WORK TO COMPLETE: Going through the entries below, work out how many lines have the string "Kościół" in them. Give the number and nothing more.

----- DATASET

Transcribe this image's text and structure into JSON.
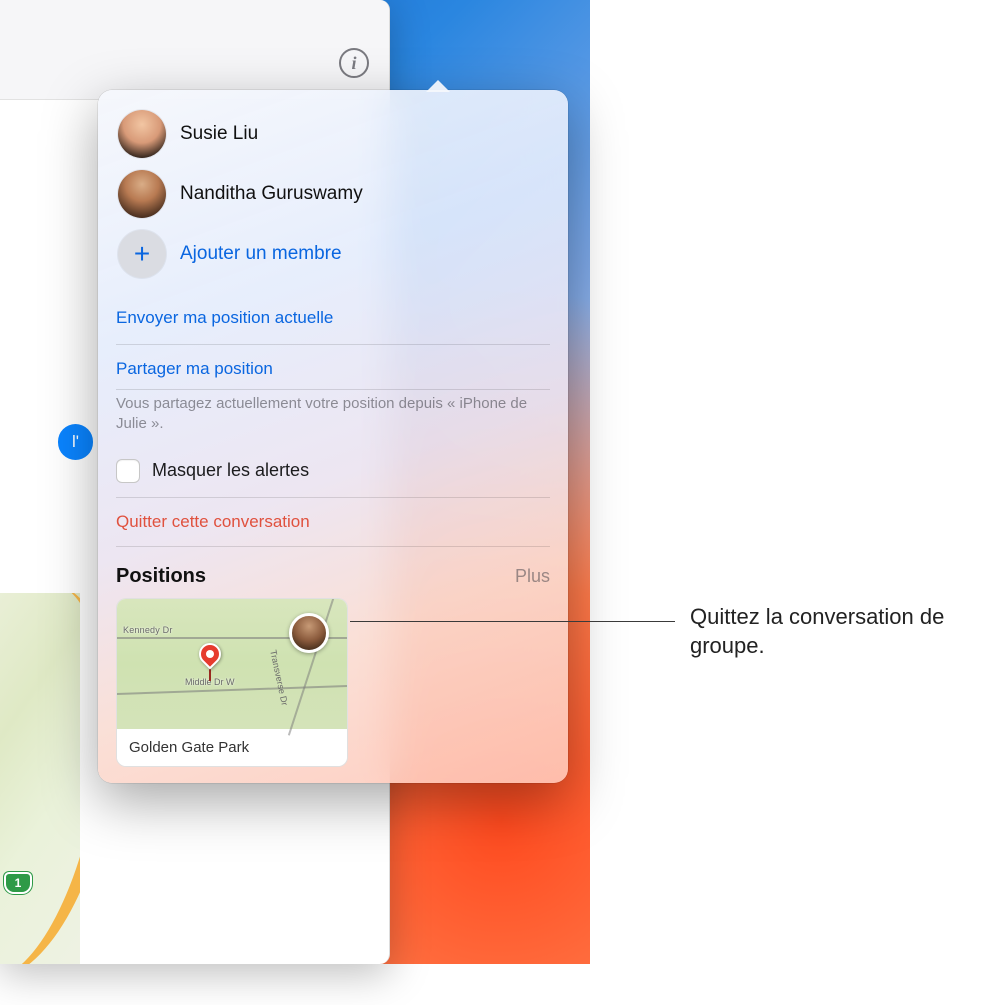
{
  "toolbar": {
    "info_glyph": "i"
  },
  "msg_bubble_text": "l'",
  "route_shield": "1",
  "members": [
    {
      "name": "Susie Liu"
    },
    {
      "name": "Nanditha Guruswamy"
    }
  ],
  "add_member_label": "Ajouter un membre",
  "send_location_label": "Envoyer ma position actuelle",
  "share_location_label": "Partager ma position",
  "share_note": "Vous partagez actuellement votre position depuis « iPhone de Julie ».",
  "hide_alerts_label": "Masquer les alertes",
  "leave_conversation_label": "Quitter cette conversation",
  "positions_section": {
    "title": "Positions",
    "more": "Plus"
  },
  "mini_map": {
    "road1": "Kennedy Dr",
    "road2": "Middle Dr W",
    "road3": "Transverse Dr"
  },
  "location_card_caption": "Golden Gate Park",
  "callout": "Quittez la conversation de groupe.",
  "add_plus": "+"
}
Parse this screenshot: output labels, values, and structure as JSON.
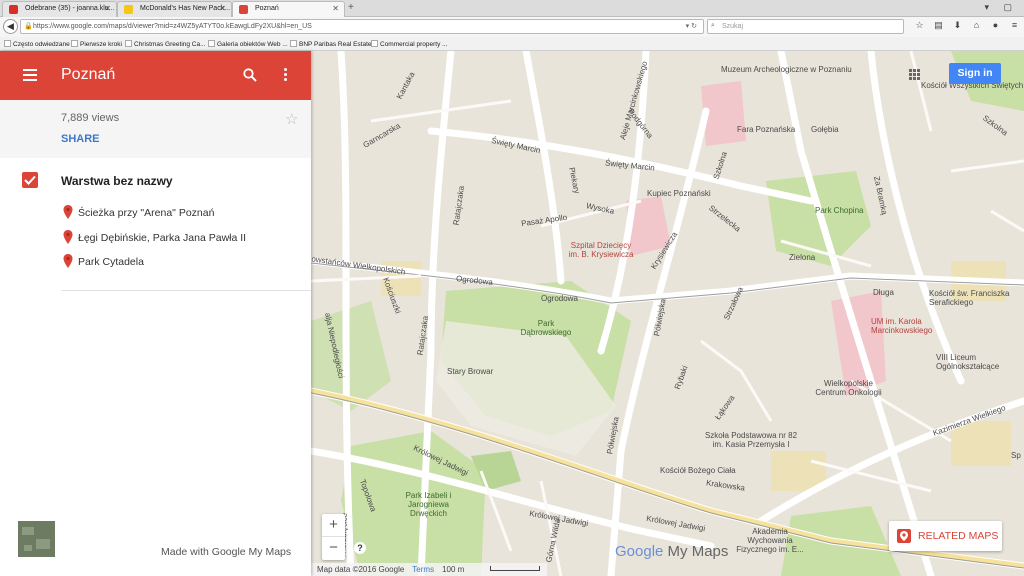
{
  "browser": {
    "tabs": [
      {
        "title": "Odebrane (35) - joanna.klu...",
        "favicon_color": "#d93025"
      },
      {
        "title": "McDonald's Has New Pack...",
        "favicon_color": "#f5c518"
      },
      {
        "title": "Poznań",
        "favicon_color": "#db4437"
      }
    ],
    "url": "https://www.google.com/maps/d/viewer?mid=z4WZ5yATYT0o.kEawgLdFy2XU&hl=en_US",
    "search_placeholder": "Szukaj",
    "bookmarks": [
      "Często odwiedzane",
      "Pierwsze kroki",
      "Christmas Greeting Ca...",
      "Galeria obiektów Web ...",
      "BNP Paribas Real Estate",
      "Commercial property ..."
    ]
  },
  "panel": {
    "title": "Poznań",
    "views": "7,889 views",
    "share_label": "SHARE",
    "layer_title": "Warstwa bez nazwy",
    "places": [
      "Ścieżka przy \"Arena\" Poznań",
      "Łęgi Dębińskie, Parka Jana Pawła II",
      "Park Cytadela"
    ],
    "made_with": "Made with Google My Maps",
    "accent_color": "#db4437"
  },
  "map": {
    "sign_in": "Sign in",
    "related_maps": "RELATED MAPS",
    "logo_google": "Google",
    "logo_mymaps": "My Maps",
    "footer": {
      "data": "Map data ©2016 Google",
      "terms": "Terms",
      "scale": "100 m"
    },
    "zoom_in": "+",
    "zoom_out": "−",
    "help": "?",
    "labels": {
      "muzeum": "Muzeum Archeologiczne w Poznaniu",
      "kosciol_wszystkich": "Kościół Wszystkich Świętych",
      "fara": "Fara Poznańska",
      "golebia": "Gołębia",
      "szkolna": "Szkolna",
      "za_bramka": "Za Bramką",
      "swiety_marcin_1": "Święty Marcin",
      "swiety_marcin_2": "Święty Marcin",
      "podgorna": "Podgórna",
      "kupiec": "Kupiec Poznański",
      "park_chopina": "Park Chopina",
      "pasaz_apollo": "Pasaż Apollo",
      "szpital": "Szpital Dziecięcy im. B. Krysiewicza",
      "krysiewicza": "Krysiewicza",
      "strzelecka": "Strzelecka",
      "zielona": "Zielona",
      "dluga": "Długa",
      "kosciol_franciszka": "Kościół św. Franciszka Serafickiego",
      "ogrodowa_1": "Ogrodowa",
      "ogrodowa_2": "Ogrodowa",
      "park_dabrowskiego": "Park Dąbrowskiego",
      "ratajczaka": "Ratajczaka",
      "kosciuszki": "Kościuszki",
      "um": "UM im. Karola Marcinkowskiego",
      "liceum": "VIII Liceum Ogólnokształcące",
      "stary_browar": "Stary Browar",
      "rybaki": "Rybaki",
      "lakowa": "Łąkowa",
      "wielkopolskie": "Wielkopolskie Centrum Onkologii",
      "kazimierza": "Kazimierza Wielkiego",
      "szkola": "Szkoła Podstawowa nr 82 im. Kasia Przemysła I",
      "kosciol_bozego": "Kościół Bożego Ciała",
      "krakowska": "Krakowska",
      "krolowej_1": "Królowej Jadwigi",
      "krolowej_2": "Królowej Jadwigi",
      "krolowej_3": "Królowej Jadwigi",
      "park_izabeli": "Park Izabeli i Jarogniewa Drwęckich",
      "akademia": "Akademia Wychowania Fizycznego im. E...",
      "topolowa": "Topolowa",
      "wierzbiecice": "Wierzbięcice",
      "garncarska": "Garncarska",
      "kantaka": "Kantaka",
      "wielkopolskich": "owstańców Wielkopolskich",
      "armii": "alja Niepodległości",
      "piekary": "Piekary",
      "wysoka": "Wysoka",
      "polwiejska": "Półwiejska",
      "strzalowa": "Strzałowa",
      "marcinkowskiego": "Aleje Marcinkowskiego",
      "gorna_wilda": "Górna Wilda",
      "szkolna_2": "Szkolna",
      "shop": "Sp"
    }
  }
}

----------

ANSWER SECTION: 3